### WORK INSTRUCTION
The answer must be the number of lines in the listing below that contain "image", and nothing else.

### INPUT MATERIAL

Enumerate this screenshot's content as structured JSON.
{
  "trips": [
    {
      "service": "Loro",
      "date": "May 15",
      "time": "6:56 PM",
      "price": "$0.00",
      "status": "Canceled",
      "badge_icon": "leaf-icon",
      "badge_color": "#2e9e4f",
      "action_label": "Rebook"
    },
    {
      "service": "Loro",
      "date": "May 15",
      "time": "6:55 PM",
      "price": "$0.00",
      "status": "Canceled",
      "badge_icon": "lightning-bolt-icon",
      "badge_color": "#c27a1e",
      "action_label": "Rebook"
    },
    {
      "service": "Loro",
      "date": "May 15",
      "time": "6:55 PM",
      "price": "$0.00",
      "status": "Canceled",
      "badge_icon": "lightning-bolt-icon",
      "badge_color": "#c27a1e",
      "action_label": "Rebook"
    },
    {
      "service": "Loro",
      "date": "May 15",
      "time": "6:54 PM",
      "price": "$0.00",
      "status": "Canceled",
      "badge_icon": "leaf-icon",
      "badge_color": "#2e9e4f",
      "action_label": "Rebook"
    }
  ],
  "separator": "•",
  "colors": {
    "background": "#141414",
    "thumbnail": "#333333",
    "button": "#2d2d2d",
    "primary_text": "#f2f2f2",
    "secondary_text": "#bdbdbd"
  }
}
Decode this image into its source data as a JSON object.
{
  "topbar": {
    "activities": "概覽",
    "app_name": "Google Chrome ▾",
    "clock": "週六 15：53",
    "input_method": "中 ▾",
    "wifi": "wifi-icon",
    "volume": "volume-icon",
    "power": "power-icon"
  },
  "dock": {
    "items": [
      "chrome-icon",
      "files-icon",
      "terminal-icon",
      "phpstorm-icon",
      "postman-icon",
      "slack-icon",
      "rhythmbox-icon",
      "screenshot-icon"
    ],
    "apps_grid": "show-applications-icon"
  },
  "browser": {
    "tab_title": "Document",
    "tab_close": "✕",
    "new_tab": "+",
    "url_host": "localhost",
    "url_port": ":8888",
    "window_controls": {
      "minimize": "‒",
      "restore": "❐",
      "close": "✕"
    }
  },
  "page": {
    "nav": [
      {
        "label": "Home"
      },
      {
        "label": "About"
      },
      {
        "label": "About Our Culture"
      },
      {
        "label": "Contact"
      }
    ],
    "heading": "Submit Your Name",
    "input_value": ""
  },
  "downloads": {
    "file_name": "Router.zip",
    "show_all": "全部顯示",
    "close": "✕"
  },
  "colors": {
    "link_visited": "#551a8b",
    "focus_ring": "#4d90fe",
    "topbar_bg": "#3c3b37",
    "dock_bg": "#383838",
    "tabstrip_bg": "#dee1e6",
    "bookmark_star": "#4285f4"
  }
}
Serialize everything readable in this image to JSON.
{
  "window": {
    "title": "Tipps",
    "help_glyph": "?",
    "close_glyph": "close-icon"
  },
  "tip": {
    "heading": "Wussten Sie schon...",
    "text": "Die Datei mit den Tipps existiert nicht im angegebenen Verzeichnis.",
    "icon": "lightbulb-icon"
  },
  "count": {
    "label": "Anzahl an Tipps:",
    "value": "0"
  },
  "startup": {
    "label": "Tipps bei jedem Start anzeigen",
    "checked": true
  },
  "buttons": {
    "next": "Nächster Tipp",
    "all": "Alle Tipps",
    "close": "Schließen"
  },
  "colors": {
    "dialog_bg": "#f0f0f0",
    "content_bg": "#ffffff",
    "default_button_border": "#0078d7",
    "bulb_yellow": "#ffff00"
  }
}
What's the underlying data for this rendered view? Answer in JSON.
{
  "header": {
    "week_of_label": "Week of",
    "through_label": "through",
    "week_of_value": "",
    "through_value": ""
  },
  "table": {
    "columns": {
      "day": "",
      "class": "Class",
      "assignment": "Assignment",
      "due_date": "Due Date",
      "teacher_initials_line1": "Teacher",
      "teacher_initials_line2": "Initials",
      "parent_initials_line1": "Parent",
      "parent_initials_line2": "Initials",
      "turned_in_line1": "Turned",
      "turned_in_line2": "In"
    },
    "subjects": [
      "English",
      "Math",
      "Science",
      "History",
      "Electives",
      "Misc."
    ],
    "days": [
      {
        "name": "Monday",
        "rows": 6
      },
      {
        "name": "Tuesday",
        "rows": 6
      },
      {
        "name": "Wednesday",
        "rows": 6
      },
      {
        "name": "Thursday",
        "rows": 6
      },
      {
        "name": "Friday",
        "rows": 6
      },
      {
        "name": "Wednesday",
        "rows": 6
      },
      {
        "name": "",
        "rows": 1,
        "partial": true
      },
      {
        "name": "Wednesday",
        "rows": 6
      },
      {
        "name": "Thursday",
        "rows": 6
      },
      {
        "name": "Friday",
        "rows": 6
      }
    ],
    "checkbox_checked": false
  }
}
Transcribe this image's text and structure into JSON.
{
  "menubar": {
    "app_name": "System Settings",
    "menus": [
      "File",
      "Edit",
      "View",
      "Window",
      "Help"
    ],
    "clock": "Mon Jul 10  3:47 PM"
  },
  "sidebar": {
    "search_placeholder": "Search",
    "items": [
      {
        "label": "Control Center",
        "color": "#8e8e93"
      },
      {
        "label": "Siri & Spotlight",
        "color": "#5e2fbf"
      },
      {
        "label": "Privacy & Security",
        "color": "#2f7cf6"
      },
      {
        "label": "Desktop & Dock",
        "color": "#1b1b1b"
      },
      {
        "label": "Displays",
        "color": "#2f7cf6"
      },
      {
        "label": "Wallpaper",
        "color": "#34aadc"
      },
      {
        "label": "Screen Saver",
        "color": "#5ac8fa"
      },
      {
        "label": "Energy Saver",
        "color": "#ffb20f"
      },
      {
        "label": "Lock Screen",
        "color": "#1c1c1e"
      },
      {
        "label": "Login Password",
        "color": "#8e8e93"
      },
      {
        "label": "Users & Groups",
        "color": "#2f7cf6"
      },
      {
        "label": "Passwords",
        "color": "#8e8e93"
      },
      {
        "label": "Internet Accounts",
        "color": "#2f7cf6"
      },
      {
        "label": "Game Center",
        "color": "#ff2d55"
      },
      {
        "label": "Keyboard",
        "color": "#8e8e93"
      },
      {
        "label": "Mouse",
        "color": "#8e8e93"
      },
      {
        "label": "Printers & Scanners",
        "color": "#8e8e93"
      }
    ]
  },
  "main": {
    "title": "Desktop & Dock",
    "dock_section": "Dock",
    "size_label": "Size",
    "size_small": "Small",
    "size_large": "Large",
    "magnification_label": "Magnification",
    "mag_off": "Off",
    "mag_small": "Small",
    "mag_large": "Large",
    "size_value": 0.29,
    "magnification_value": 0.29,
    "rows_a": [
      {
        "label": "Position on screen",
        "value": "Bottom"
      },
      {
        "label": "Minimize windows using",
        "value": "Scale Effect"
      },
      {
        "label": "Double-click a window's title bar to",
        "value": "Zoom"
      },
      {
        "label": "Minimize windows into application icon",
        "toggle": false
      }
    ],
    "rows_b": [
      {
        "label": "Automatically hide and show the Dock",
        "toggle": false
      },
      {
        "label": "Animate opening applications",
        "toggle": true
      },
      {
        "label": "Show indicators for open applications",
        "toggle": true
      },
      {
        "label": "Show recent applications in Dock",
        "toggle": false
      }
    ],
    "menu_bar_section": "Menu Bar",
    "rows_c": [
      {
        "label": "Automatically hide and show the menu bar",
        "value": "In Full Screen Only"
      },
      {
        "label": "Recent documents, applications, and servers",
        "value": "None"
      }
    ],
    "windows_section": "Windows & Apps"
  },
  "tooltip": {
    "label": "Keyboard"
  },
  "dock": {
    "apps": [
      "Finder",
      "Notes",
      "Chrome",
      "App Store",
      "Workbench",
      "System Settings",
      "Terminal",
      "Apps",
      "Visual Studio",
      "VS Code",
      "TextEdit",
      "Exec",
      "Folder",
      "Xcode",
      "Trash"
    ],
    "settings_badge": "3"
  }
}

### RESULT BELOW
3